Stob Bàn’s most striking physical characteristic are its crags on the north eastern face; these fall precipitously to Coire a' Mhusgain over 400 metres below and contribute greatly to the mountain’s classic pyramidal shape. The buttresses on the northern ridge of the mountain attract winter ice climbers. South Buttress has several good winter gully climbs, Central Buttress features three gully lines, a rocky rib and an arete all giving good winter climbs on broken rock.[7]

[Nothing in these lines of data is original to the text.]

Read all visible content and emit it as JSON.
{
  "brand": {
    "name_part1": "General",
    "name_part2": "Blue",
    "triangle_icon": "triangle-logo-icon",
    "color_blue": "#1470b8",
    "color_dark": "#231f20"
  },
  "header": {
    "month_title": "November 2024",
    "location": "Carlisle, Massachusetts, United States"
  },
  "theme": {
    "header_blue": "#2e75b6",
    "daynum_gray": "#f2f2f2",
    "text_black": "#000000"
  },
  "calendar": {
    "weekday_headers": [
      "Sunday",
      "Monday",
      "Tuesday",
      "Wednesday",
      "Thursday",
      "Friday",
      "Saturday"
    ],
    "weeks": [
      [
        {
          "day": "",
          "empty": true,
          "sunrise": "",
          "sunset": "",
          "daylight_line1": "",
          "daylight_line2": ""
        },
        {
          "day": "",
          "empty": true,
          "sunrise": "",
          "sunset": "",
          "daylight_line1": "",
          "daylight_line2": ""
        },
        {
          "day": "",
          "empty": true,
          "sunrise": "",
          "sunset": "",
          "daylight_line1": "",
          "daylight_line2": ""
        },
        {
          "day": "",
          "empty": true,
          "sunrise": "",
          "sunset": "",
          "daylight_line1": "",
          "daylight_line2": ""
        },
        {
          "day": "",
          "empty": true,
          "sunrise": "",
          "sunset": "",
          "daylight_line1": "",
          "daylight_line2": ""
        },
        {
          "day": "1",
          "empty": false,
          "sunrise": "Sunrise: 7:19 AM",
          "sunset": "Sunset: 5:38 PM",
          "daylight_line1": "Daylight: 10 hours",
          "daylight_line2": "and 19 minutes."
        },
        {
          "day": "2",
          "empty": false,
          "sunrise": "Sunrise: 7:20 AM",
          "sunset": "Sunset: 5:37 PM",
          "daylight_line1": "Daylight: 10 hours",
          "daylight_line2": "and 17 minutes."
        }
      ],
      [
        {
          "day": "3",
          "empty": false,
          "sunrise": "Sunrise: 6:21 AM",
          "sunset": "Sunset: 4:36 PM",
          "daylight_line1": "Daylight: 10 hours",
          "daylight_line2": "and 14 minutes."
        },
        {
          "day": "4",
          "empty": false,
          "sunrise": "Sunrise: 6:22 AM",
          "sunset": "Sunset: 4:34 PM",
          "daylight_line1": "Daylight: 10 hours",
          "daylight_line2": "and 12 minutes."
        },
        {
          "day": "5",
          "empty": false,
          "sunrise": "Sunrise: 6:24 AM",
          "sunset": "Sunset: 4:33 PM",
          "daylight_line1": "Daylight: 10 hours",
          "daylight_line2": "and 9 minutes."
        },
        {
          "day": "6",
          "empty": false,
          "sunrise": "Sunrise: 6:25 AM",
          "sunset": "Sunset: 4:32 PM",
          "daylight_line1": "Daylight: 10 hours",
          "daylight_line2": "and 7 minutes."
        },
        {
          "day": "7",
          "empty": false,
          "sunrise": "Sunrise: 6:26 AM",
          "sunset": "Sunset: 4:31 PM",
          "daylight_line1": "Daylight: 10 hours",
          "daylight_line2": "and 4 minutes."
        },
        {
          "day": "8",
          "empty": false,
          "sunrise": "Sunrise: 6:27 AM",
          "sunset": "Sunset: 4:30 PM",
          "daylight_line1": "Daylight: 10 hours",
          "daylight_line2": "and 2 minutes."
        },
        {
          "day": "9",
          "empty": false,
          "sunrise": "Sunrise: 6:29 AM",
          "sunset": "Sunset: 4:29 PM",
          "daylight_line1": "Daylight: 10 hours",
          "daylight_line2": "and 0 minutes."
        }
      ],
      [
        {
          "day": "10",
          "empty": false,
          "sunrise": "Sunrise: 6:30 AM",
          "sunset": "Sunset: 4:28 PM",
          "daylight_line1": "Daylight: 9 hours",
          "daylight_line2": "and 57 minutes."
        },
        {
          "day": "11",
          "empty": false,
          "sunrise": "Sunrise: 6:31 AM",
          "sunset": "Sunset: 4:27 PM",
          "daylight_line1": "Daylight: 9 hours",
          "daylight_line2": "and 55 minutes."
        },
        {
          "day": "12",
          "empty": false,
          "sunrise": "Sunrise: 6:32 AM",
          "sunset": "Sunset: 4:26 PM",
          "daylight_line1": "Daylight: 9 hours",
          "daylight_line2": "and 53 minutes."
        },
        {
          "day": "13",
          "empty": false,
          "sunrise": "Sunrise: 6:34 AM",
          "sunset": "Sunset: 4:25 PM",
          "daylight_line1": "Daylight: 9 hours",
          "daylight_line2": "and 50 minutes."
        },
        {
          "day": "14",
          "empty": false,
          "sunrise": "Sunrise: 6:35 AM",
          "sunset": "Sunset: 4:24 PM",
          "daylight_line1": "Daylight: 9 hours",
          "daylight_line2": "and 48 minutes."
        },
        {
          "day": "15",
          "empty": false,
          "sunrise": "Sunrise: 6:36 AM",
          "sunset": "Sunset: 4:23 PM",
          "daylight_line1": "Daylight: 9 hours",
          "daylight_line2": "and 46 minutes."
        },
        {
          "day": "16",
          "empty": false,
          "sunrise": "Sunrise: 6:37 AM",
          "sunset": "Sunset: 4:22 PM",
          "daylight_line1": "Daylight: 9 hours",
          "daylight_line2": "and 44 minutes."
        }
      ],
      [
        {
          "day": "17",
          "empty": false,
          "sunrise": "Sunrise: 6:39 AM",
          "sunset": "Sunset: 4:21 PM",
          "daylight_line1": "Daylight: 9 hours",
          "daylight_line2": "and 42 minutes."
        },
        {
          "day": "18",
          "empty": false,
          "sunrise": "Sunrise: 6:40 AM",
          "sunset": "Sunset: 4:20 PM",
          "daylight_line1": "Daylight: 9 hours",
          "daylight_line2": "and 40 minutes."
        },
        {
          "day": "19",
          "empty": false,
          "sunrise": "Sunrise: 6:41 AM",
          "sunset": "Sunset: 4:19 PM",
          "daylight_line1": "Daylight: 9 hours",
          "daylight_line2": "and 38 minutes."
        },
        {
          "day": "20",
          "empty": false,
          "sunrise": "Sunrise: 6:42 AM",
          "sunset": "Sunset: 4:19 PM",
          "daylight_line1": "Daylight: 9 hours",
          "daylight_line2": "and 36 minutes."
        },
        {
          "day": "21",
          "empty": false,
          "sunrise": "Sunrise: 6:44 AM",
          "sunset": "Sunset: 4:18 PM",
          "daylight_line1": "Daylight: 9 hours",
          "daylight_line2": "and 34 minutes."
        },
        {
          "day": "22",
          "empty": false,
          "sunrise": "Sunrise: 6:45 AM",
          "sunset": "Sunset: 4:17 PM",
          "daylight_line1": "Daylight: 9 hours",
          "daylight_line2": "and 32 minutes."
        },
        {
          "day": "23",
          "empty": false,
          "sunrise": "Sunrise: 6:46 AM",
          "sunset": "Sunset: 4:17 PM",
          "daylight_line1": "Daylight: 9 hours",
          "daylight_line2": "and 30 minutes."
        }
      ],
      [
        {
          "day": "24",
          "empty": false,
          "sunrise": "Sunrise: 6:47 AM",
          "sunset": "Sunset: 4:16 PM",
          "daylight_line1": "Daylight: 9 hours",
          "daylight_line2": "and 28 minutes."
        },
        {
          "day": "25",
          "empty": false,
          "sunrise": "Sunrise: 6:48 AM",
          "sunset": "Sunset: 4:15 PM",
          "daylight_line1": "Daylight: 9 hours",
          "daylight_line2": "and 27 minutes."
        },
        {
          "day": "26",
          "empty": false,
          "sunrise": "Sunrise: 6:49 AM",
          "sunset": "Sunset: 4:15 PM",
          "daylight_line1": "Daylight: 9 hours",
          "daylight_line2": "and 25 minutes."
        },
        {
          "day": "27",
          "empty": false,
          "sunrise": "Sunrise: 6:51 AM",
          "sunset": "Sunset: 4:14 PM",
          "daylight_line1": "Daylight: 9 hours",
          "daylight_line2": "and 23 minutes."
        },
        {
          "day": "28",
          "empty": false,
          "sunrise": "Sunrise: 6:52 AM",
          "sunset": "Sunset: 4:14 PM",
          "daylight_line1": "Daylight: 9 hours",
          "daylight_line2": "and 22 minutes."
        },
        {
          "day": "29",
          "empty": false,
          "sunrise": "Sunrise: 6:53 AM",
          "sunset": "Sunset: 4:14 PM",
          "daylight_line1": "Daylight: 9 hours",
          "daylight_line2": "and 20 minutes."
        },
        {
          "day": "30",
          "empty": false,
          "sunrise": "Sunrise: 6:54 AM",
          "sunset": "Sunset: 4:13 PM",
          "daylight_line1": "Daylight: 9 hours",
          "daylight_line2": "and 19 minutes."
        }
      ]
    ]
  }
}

Stob Bàn is usually climbed from Glen Nevis to the north; direct ascents start at Achriabhach and take the stalkers path which ascends Coire a' Mhusgain to reach the col between Stob Bàn and Sgor an Iubhair before climbing steeply up the eastern ridge to the summit. From the same starting point it is also possible to ascend the rough and undulating north ridge; on this route there is a significant false top at a height of 900 metres[8] which is often mistaken for the summit. Stob Bàn is also quite often climbed in conjunction with the neighbouring Munro of Mullach nan Coirean which lies three kilometres to the west. The view from the summit takes in fine views of Ben Nevis and the Aonachs.

References[edit]

Footnotes

  1. ^ "walkhighlands Stob Ban (Mamores)". walkhighlands.co.uk. 2013. Retrieved 25 November 2013. 
  2. ^ Western Mamores Ridge. "with a sharp peak capped with white quartzite".
  3. ^ 100 Best Routes on Scottish Mountains, p. 62, gives Gaelic translation as "White Peak".
  4. ^ The Munros, p. 69, gives Gaelic translation as "Light Coloured Peak".
  5. ^ Joint Nature Conservation Committee Information on Dalradian Rocks.
  6. ^ Amazon.co.uk. Book and synopsis of Highland High Way.
  7. ^ www.ukclimbing.com. Information on rock climbing.
  8. ^ Hamish's Mountain Walk, p. 166, gives info on 900-metre false top which can be seen in main picture.

Coordinates: 56°44′36″N 5°01′54″W / 56.74330°N 5.03157°W / 56.74330; -5.03157